Did you know that only 6% of all dentists are Orthodontist?
If you believe your dentist is also an orthodontist, take a minute to read this post.
Your confusion is understandable. After all, both dentists and orthodontists work on teeth. Both provide professional care that helps patients have good oral health, and both are dental school graduates. Your dentist may even offer orthodontic services, leading you to assume that he/she is an orthodontist. But the truth is that putting aligners or braces on teeth does not make a doctor an orthodontist.
Dentists, who are also known as general (or family) dentists, are concerned with overall oral health. Dentists treat decayed teeth (fillings) and remove failed teeth (extractions). They usually provide services such as crowns, veneers or bonding to improve the appearance and function of teeth that have extensive decay, or are misshapen or broken. Dentists look for abnormalities in the mouth and teach patients how to prevent dental disease.
As knowledgeable and skillful as dentists are, certain areas of dentistry have educational programs beyond dental school. Orthodontics is one of those areas. And that’s where specialists, such as orthodontists, come in.
Dental specialists get to be specialists by completing four years of general dental education in dental school, and then continuing in an accredited program where they study their specific specialty full-time for two or more years. When dentists studying a specialty area successfully complete their formal specialty education, they are able to use a title that denotes their area of specialization. “Orthodontist” is one example.

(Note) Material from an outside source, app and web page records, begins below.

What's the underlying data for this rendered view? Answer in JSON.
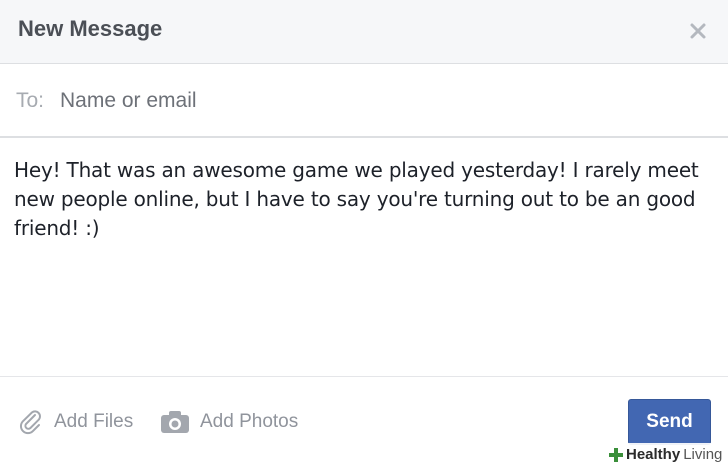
{
  "dialog": {
    "title": "New Message",
    "close_glyph": "×"
  },
  "recipient": {
    "label": "To:",
    "placeholder": "Name or email",
    "value": ""
  },
  "message": {
    "text": "Hey! That was an awesome game we played yesterday! I rarely meet new people online, but I have to say you're turning out to be an good friend! :)"
  },
  "footer": {
    "add_files_label": "Add Files",
    "add_photos_label": "Add Photos",
    "send_label": "Send"
  },
  "watermark": {
    "healthy": "Healthy",
    "living": "Living"
  },
  "colors": {
    "accent": "#4267b2",
    "header_bg": "#f6f7f9",
    "muted_text": "#90949c"
  },
  "icons": {
    "close": "close-icon",
    "attach": "paperclip-icon",
    "photo": "camera-icon",
    "watermark": "cross-icon"
  }
}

Other dental specialists include endodontists, who specialize in root canals; periodontists, who specialize in treating gum disease; pediatric dentists, who specialize in dental care for the under-21 age group; and oral and maxillofacial surgeons, who specialize in face, mouth and jaw surgery. Orthodontists are specialists who focus on the bite – how teeth meet and function, how they are aligned, how they are set in the jaws, and the positioning and sizes of the upper and lower jaws.
General dentists are licensed to practice dentistry. Some states allow them to provide specialty care, even if they do not have formal post-dental school training in the specialty services. For example, a dentist may be able to perform a root canal, but that does not mean he/she is an endodontist. A dentist may be able to extract a tooth, but that does not mean he/she is an oral surgeon.
Likewise, a dentist may be able to provide braces or aligners to move teeth, but that does not mean the dentist is an orthodontist. Only orthodontists have the additional two or more years of orthodontic education from a program accredited by the Commission on Dental Accreditation, providing them with specialized training in moving teeth.
So that you can tell the difference between a dental specialist (such as an orthodontist) and a general dentist, be aware of the doctor’s:
Dentists and dental specialists graduate from dental school
After dental school, a dental specialist goes on to study full-time in an accredited program in their specialty area for two or more years. After graduating, a dental specialist may call himself/herself by a title to denote their specialty training (e.g., orthodontist)
Scope of practice
General dentists are licensed to provide general care and, in some states, are allowed to provide specialty care even if they do not have formal post-dental school training in an accredited residency program
In many cases, specialists focus their practice on their dental specialty
If you’re thinking about orthodontic treatment, consider a specialist: Dr. Hiller, an orthodontist. Only bona fide orthodontists get to be members of the American Association of Orthodontists (AAO).
Courtesy of American Association of Orthodontists